Reduce bullying by reducing stress levels – Studies show a relentless increase in bullying in the professions. There is increasing awareness, but rising depression rates and greater workplace stress are far more likely to be the culprits – creating more victims and bully-victims.
Daniel is a senior partner in an international law firm in London. He is one of the firm’s leading rainmakers and clients love him. Yet he regularly returns to the office or goes home in a foul temper, often throwing things at people – except on days when he didn’t have many clients. It’s an issue the firm has had with a number of successful partners.
I recently became Daniel’s virtual coach and advised him to snack between clients and after he’d seen the last one for the day. Food is necessary for maintaining the brain’s glutamate levels. Glutamate is an important factor in modifying behaviour (which is why taking a potential client or customer out to lunch is such a good idea). Daniel was displaying a typical reaction to low brain glutamate levels. Low glutamate levels limit our ability to be ‘good’ or ‘ethical’; our tolerance of people decreases; and we can become a bully.
Undue stress also reduces the supply of glutamate, robbing potential victims of the energy needed to defend themselves. Stress can also lead people to become bullies, especially if they’ve been victims in the past. Reducing stress levels in someone’s job or in the workplace often reduces bullying.
Bullies are most often in senior positions. Therefore, bystanders may feel sympathy for the victim (and are often traumatised by what they see) but rarely intervene.

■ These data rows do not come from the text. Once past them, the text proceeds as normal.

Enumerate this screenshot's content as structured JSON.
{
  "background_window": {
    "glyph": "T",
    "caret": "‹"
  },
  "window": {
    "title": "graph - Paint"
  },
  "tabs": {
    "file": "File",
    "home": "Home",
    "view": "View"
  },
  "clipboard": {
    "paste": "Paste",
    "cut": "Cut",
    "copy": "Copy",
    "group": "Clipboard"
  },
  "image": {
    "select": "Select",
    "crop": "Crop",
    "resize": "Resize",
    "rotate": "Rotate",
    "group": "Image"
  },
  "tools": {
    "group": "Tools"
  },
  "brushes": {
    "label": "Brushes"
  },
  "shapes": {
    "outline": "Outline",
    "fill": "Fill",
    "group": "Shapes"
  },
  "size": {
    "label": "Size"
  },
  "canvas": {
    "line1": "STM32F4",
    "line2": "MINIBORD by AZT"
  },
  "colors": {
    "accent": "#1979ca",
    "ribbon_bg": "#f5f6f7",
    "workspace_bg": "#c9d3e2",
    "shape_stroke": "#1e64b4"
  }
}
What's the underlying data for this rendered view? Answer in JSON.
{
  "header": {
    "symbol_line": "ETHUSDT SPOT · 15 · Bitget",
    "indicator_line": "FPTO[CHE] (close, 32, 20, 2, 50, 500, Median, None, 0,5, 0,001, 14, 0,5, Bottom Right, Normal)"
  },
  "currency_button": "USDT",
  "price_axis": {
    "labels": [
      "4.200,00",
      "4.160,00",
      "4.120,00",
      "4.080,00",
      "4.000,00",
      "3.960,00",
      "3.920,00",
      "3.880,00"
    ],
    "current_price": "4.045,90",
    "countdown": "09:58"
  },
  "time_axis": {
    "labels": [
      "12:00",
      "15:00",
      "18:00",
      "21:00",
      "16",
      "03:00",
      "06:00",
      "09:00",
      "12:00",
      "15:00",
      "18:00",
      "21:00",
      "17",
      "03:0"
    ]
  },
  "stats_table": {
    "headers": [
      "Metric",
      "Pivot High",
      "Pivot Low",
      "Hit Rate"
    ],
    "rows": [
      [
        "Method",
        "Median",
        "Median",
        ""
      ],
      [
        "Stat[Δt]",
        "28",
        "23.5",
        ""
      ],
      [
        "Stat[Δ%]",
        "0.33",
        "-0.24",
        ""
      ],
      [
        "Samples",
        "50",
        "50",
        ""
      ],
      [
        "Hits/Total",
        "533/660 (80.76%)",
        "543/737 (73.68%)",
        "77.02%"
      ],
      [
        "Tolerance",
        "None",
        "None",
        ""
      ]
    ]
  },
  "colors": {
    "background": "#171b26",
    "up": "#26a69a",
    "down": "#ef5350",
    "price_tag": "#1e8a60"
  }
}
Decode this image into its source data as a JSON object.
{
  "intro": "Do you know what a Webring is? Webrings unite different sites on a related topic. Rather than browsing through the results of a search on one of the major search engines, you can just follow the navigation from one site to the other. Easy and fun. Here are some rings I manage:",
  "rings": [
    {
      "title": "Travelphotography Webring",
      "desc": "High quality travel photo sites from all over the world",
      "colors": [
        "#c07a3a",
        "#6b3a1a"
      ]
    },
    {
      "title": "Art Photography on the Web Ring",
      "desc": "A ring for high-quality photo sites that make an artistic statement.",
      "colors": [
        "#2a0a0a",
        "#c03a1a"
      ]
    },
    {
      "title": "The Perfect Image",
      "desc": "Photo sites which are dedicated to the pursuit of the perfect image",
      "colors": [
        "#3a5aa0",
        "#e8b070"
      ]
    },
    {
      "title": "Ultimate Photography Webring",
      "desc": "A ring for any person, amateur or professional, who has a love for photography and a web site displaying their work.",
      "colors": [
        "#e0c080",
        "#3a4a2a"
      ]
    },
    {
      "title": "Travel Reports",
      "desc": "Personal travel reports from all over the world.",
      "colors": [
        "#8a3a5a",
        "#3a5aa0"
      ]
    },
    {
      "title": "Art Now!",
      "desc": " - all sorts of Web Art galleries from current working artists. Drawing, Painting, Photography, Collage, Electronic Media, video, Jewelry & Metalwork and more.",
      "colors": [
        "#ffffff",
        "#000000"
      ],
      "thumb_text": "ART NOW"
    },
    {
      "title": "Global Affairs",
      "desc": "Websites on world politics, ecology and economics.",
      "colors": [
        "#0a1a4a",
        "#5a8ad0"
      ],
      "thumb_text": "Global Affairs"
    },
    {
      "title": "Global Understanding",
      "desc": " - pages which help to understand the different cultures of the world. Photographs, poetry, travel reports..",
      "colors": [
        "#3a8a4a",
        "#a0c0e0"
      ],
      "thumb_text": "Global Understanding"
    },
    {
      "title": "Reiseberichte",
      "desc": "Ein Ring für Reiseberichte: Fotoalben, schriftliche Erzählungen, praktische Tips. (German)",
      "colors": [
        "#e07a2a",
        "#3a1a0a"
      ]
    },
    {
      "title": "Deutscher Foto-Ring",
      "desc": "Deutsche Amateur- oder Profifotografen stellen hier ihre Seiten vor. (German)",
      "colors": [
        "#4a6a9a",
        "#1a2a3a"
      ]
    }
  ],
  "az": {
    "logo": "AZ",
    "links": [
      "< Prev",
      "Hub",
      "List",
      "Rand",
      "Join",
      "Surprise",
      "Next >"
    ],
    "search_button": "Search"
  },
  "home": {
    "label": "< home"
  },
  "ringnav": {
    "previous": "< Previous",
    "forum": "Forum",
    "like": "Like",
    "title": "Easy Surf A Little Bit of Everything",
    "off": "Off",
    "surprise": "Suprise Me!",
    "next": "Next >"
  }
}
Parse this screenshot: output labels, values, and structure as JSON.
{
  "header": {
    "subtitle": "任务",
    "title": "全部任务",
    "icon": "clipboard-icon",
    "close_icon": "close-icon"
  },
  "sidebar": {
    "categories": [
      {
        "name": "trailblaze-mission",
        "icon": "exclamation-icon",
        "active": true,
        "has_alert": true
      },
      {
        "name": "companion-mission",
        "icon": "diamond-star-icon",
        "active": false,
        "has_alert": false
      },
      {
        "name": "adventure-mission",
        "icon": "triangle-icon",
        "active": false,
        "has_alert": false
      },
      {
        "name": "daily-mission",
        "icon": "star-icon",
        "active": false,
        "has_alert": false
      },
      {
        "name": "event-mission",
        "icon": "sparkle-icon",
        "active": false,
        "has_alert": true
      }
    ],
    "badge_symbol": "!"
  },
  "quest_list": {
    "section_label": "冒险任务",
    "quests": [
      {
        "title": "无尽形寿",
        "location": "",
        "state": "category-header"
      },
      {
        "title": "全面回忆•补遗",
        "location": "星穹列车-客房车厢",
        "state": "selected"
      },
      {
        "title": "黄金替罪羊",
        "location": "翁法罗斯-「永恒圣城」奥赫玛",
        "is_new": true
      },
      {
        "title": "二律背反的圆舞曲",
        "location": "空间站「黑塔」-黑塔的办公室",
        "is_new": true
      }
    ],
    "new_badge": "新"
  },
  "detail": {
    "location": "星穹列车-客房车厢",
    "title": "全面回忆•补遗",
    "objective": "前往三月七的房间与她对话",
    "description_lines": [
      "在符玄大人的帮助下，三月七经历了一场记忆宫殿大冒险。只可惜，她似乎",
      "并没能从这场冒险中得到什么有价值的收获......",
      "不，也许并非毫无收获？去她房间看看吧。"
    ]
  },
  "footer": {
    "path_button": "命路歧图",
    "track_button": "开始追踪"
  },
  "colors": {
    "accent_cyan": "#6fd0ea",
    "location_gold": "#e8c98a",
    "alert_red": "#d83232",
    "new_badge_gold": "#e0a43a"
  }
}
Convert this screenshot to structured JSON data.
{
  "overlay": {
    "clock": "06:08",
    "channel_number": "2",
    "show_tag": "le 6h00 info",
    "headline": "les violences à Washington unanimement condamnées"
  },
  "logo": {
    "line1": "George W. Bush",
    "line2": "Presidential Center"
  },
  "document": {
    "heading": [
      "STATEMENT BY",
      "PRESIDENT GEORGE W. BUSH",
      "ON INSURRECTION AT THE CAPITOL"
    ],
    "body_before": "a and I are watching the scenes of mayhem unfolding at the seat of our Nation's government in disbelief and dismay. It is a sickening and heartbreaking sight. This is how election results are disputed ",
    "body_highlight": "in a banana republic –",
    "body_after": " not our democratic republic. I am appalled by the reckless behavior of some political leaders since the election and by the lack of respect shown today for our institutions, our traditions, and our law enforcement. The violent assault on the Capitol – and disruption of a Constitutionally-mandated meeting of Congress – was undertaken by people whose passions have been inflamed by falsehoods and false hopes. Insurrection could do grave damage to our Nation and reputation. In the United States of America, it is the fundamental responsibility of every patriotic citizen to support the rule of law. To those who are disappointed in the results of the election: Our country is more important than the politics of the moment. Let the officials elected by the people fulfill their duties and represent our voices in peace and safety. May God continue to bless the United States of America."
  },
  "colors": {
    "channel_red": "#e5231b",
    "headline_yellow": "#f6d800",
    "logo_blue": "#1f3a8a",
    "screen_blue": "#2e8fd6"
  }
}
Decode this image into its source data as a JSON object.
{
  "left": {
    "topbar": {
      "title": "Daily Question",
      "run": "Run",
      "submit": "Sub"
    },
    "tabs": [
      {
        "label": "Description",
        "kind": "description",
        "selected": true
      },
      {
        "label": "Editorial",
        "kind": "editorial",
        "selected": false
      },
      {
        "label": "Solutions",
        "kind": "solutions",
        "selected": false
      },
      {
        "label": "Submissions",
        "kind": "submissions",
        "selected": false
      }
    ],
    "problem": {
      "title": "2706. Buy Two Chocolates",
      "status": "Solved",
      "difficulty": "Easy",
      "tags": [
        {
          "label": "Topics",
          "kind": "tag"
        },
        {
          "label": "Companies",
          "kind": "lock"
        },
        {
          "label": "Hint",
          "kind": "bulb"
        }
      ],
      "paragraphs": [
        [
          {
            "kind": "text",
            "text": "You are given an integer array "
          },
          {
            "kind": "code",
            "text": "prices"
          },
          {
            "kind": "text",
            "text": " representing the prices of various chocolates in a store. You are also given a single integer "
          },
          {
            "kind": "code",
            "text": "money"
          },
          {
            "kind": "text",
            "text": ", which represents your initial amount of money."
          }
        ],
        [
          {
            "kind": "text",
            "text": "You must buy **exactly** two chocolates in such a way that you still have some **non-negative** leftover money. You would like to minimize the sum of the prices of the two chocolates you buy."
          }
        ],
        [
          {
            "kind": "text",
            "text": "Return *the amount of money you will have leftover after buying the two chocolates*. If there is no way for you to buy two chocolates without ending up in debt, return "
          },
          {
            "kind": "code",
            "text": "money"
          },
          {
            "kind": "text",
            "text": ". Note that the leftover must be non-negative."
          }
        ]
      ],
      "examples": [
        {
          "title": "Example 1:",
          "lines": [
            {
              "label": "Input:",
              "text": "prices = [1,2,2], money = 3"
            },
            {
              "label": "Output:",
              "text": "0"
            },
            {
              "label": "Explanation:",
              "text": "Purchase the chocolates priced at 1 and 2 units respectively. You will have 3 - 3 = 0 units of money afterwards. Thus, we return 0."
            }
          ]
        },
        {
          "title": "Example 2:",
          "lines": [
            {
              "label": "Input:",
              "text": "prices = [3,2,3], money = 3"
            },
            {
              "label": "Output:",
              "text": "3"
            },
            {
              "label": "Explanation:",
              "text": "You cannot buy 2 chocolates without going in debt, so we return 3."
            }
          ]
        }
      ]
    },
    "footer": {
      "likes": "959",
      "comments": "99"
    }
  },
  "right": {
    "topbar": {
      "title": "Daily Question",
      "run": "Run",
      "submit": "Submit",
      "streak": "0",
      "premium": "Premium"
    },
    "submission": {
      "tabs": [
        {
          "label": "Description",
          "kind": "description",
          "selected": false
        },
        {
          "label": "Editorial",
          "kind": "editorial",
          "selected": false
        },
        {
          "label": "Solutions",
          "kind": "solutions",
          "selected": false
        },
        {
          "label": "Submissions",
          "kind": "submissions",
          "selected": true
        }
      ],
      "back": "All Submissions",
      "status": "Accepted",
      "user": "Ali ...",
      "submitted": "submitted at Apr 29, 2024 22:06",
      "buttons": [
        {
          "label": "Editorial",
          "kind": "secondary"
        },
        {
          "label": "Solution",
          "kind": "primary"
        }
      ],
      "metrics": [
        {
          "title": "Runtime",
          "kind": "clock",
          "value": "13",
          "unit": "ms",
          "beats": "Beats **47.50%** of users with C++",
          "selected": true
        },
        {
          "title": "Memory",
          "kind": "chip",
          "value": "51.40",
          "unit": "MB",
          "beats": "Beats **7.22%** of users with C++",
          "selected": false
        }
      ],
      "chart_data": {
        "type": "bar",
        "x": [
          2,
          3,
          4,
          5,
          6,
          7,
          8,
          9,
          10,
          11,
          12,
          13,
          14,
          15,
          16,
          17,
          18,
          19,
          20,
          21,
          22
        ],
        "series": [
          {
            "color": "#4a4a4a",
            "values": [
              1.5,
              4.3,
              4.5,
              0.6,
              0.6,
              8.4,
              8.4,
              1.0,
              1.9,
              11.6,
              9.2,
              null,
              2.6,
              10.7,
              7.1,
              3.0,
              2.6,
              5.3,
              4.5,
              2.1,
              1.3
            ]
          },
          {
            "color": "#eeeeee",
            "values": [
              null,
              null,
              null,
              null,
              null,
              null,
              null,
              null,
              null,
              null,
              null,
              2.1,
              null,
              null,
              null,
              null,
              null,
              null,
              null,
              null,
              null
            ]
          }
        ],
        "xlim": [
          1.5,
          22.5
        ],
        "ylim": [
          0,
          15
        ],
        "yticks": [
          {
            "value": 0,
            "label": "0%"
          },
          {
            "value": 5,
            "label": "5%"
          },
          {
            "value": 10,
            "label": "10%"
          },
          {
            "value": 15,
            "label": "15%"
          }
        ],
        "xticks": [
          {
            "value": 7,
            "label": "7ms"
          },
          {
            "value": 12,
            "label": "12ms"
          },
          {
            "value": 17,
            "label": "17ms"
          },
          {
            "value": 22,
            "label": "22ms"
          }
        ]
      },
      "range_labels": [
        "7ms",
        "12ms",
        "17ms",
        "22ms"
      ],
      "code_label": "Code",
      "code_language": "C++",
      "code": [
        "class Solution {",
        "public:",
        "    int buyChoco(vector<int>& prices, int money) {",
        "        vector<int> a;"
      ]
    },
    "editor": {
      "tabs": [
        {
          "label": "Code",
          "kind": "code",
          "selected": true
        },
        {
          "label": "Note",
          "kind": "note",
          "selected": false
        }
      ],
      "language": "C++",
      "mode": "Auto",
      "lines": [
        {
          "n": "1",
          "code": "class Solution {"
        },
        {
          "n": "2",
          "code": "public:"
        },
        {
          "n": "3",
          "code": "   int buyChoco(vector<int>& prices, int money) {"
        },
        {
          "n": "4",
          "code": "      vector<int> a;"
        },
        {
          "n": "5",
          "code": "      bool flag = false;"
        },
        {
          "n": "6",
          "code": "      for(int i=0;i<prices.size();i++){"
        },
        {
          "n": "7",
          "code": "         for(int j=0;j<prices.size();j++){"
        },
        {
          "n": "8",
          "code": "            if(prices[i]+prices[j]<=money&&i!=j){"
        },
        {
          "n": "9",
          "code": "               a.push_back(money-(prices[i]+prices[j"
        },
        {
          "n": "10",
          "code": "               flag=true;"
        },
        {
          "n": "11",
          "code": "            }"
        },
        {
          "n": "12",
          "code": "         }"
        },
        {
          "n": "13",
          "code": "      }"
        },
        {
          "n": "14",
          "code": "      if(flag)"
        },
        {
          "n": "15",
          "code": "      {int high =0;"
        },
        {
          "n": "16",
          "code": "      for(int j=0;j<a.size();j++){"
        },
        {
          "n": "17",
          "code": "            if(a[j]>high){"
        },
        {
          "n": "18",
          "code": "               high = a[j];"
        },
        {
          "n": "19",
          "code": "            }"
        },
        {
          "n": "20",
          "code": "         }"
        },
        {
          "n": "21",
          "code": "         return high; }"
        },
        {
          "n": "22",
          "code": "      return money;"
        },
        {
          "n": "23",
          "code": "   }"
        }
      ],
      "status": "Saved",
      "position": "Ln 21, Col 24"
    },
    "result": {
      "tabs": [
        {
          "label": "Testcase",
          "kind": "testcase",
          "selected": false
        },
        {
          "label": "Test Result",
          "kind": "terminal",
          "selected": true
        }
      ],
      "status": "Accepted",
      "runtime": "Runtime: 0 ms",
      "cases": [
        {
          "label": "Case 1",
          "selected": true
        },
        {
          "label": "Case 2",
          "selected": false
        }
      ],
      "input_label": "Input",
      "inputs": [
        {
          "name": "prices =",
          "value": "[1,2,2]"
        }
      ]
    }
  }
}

In 1970, researchers developed an effective bystander intervention model which has been used to stamp out bullying in many organisations we have worked with. It has five core principles:
Notice the event – People in senior positions often don’t want to notice what their peers are doing. If targets are met, all is well. The first key step to eliminating bullying is to reverse this and encourage a retribution-free policy of speaking up. Unfortunately, most organisations trying this have failed.
Interpret a bullying act as needing immediate attention – Bullying is mostly persistent repetition of individual minor acts such as criticism or teasing. The victim is often told to laugh it off or “stand up for yourself”. A persistently teased, criticised or harassed individual may not be able to do these things.
Accept responsibility – The responsibility for recognising and reporting bullying is on the observer. They must be empowered to do so without fear of retribution.
Know what to do – All staff, particularly in senior positions, must have training in what to do when they witness or hear of bullying.
Act – Knowing what to do is useless unless it leads to action. This requires a leadership response.
Victims and bully-victims are frequently suicidal. They need to be listened to and taken seriously by those in charge. In my experience this rarely happens. Instead, victims are given time off (a bad idea) or, for instance, referred to a psychologist or for counselling (a good idea but this can only be a partial solution).
Leaders must change the culture which permits or encourages bullying. The 1970 guidelines and the behavioural charter are great places to start.